YOUR INSTRUCTIONS: Find the string "Użytkowników" in the material. Copy every line that has it.

DATASET RECORDS:
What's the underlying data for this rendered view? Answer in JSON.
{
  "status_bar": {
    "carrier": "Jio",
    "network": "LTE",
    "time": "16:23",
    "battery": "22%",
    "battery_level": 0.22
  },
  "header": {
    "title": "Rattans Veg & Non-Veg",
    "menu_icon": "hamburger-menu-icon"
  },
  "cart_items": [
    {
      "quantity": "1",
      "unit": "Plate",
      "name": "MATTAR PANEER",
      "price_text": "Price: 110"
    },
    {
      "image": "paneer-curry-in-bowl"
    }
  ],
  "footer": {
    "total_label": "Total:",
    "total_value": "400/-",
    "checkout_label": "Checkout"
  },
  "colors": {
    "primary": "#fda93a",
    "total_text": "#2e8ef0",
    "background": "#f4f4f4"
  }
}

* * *

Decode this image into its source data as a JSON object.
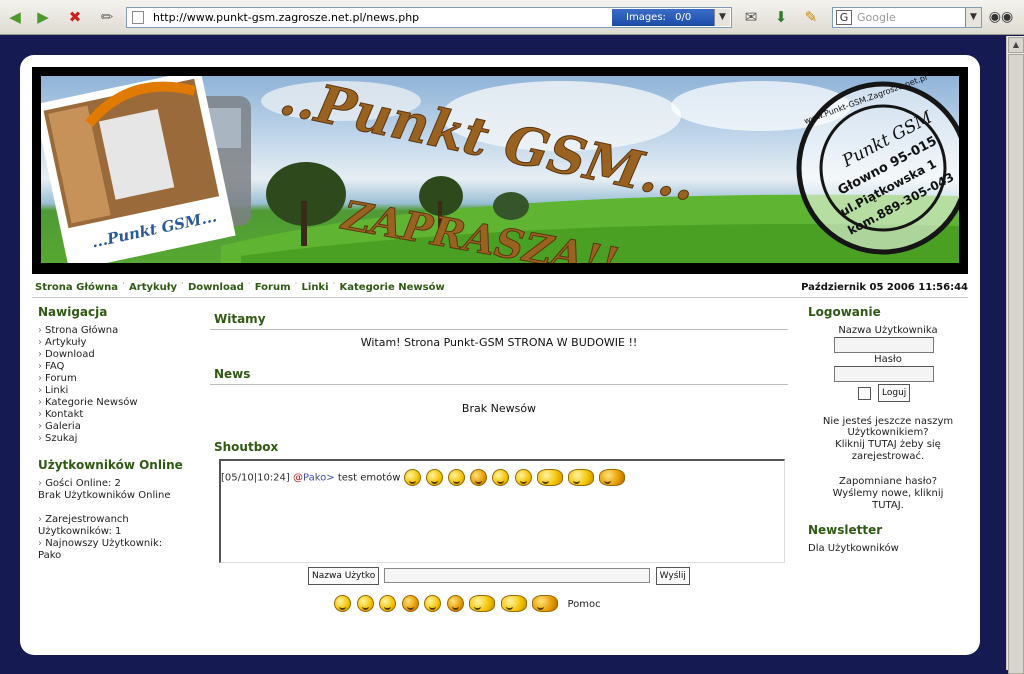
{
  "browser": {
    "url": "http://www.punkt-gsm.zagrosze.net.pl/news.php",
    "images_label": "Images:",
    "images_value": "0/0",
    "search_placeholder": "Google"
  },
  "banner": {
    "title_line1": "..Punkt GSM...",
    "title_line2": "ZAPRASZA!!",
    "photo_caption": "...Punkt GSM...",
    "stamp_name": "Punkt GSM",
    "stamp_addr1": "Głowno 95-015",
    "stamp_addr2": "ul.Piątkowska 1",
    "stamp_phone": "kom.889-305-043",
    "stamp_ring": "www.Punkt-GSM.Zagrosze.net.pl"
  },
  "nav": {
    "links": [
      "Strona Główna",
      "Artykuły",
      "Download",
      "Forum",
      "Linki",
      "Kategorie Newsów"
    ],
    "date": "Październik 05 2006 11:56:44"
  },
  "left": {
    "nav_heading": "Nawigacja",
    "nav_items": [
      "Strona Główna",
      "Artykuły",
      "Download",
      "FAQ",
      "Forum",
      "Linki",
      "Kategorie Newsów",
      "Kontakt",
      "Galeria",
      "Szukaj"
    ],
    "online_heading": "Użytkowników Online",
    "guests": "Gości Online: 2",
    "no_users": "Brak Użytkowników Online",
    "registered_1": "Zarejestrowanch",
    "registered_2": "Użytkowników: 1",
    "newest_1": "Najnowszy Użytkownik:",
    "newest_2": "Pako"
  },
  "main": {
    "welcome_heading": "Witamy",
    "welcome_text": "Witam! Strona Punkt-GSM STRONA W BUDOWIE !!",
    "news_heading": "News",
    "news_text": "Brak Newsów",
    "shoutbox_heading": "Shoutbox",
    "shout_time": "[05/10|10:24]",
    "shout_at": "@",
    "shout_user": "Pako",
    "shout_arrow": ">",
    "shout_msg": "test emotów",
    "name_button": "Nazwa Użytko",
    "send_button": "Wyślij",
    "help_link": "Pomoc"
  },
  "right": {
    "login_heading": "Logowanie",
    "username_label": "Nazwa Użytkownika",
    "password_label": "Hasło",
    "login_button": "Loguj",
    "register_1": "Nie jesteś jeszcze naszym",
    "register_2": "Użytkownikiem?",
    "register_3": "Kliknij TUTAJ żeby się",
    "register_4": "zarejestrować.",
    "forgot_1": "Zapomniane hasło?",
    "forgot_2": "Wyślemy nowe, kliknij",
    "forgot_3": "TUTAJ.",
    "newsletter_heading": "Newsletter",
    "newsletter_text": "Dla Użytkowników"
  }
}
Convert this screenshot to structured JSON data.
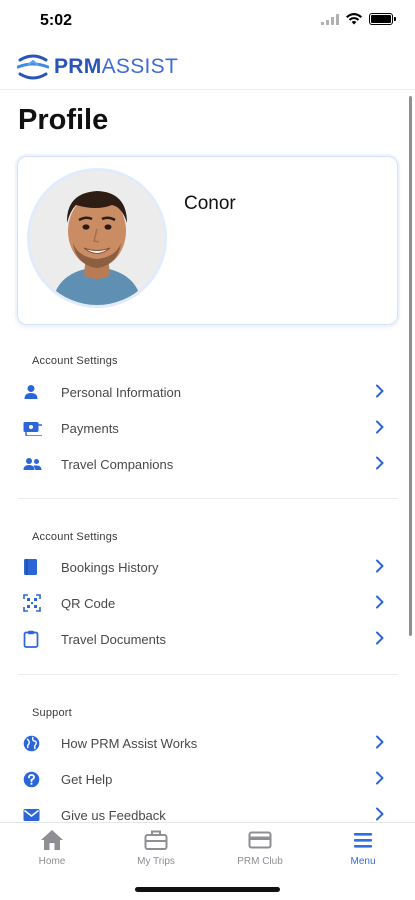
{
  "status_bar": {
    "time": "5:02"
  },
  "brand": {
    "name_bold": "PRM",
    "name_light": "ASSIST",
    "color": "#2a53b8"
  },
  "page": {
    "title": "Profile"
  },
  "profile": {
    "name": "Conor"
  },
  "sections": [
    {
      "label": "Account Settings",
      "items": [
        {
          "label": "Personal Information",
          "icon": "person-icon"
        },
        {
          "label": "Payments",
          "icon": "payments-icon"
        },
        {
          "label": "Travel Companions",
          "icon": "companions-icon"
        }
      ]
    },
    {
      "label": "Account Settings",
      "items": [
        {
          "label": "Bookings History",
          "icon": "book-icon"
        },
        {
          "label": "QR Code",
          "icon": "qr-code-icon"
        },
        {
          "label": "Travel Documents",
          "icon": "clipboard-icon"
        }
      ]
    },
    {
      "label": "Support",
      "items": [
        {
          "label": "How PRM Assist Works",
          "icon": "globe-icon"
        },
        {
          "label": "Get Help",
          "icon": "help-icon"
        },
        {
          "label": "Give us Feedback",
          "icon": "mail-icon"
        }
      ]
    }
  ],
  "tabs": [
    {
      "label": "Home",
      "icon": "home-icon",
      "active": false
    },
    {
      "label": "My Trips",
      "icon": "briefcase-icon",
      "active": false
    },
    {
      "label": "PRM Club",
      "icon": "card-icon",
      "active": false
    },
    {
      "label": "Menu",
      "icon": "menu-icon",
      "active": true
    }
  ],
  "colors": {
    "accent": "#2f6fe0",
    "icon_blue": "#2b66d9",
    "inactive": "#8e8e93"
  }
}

TASK SOLUTION:
    "online_heading": "Użytkowników Online",
    "no_users": "Brak Użytkowników Online",
    "registered_2": "Użytkowników: 1",
    "newsletter_text": "Dla Użytkowników"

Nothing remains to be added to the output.